Finally, it’s almost summer. And as the weather gets better, more and more social life in my neighborhood shifts outside to the street. As I was sitting at my desk the other day, I noticed two kids playing in the street, a boy of maybe 10 years and a girl, maybe 8. The boy was practicing his basketball skills, dribbling the ball between his legs, moving backwards, sidewards, spinning around, all while keeping perfect control over the ball. The girl on the other hand was listening to music and practicing dance moves from the latest music video (needles to say, both kids were far more skillful in their respective activity than I ever will be). Then something interesting happened: The kids started teaching each other their respective activities. And while the boy did quite a good job of learning the girl’s dance moves, the girl struggled when it came to dribbling the basketball: Whereas before as she was dancing, she was able to move extremely smoothly and elegantly, now her body became stiff. Her eyes fixated on the ball so as not to lose control, her upper body moved up and down parallel to her hand awkwardly and in a very choppy way; and she kept losing the ball repeatedly after every dozen or so dribbles. Is this little anecdote proof then that girls are just naturally less adept at ball games than boys [spoiler alert: it's not]?
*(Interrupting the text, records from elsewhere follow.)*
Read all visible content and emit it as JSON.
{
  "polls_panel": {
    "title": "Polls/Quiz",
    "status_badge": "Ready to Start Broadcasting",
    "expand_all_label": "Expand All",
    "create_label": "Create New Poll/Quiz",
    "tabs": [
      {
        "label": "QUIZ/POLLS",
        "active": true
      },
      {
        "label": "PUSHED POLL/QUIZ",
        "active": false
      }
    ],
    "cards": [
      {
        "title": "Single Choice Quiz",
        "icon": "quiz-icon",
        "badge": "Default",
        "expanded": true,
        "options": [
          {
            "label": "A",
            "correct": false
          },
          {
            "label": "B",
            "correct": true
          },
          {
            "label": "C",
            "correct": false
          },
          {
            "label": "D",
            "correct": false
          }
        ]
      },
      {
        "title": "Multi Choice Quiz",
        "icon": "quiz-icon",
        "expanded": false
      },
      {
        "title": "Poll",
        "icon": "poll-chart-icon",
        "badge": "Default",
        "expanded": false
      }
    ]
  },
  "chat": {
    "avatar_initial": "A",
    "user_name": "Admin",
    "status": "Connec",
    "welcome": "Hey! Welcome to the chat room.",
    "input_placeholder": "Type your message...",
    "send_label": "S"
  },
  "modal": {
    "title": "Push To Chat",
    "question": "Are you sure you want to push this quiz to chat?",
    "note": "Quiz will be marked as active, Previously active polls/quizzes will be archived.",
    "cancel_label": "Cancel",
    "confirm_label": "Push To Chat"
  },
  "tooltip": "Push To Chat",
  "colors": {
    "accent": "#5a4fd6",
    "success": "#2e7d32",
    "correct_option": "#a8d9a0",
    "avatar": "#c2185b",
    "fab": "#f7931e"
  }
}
I recently had my carbon footprint calculated over the phone with a member of an environmental NGO called the Surefoot Effect. It was an interesting experience.
The conversation was going well. I was asked questions about how I heat my flat (answer: I’ve never turned the heating on), how I commute to work (I cycle), how much meat I eat (I’m vegetarian) and my carbon footprint came in at roughly half the UK average, until I was asked about the topic I was dreading… how much I fly. Last year I took a series of long-haul flights, because I’d finished a job in South Korea, and on my way back to the UK I visited Malaysia and India as a tourist. These flights bumped up my carbon footprint considerably. Without flights, my carbon footprint was around 6 tonnes of carbon. With flights, my footprint was doubled to 12 tonnes, slightly more than the UK average. All my good, green work, it seemed, had been for nothing. I am just as much of a carbon terrorist as all my car-driving, meat-eating peers.
Source: Heidi Rademacher, 2014
Several years ago, I worked on a project designed to examine how menstruation is socially constructed and how this construction has created social taboos that have impacted American women’s attitudes towards their bodies before, during, and after menstruation. After speaking with women between the ages of eighteen and sixty, I found women today often feel “dirty,” “gross,” or “unclean” while menstruating. Although some women also associated menstruation positively with childbirth and motherhood, the majority of women I spoke to felt it was a private, if not shameful, topic.
As my research interests grew and changed I put this project in the back of my mind. Then last week while working at my neighborhood coffee super-chain, I noticed a smaller wastebasket next to the toilet. Someone had made a label on the wastebasket that said, “For girl things.” I was instantly irritated by the label but I was not sure why. I recognized the label was attempting to be cute or funny. The problem was the euphemism did not read as cute or funny. In fact, it was the opposite. The words could not even be said: Menstrual Products.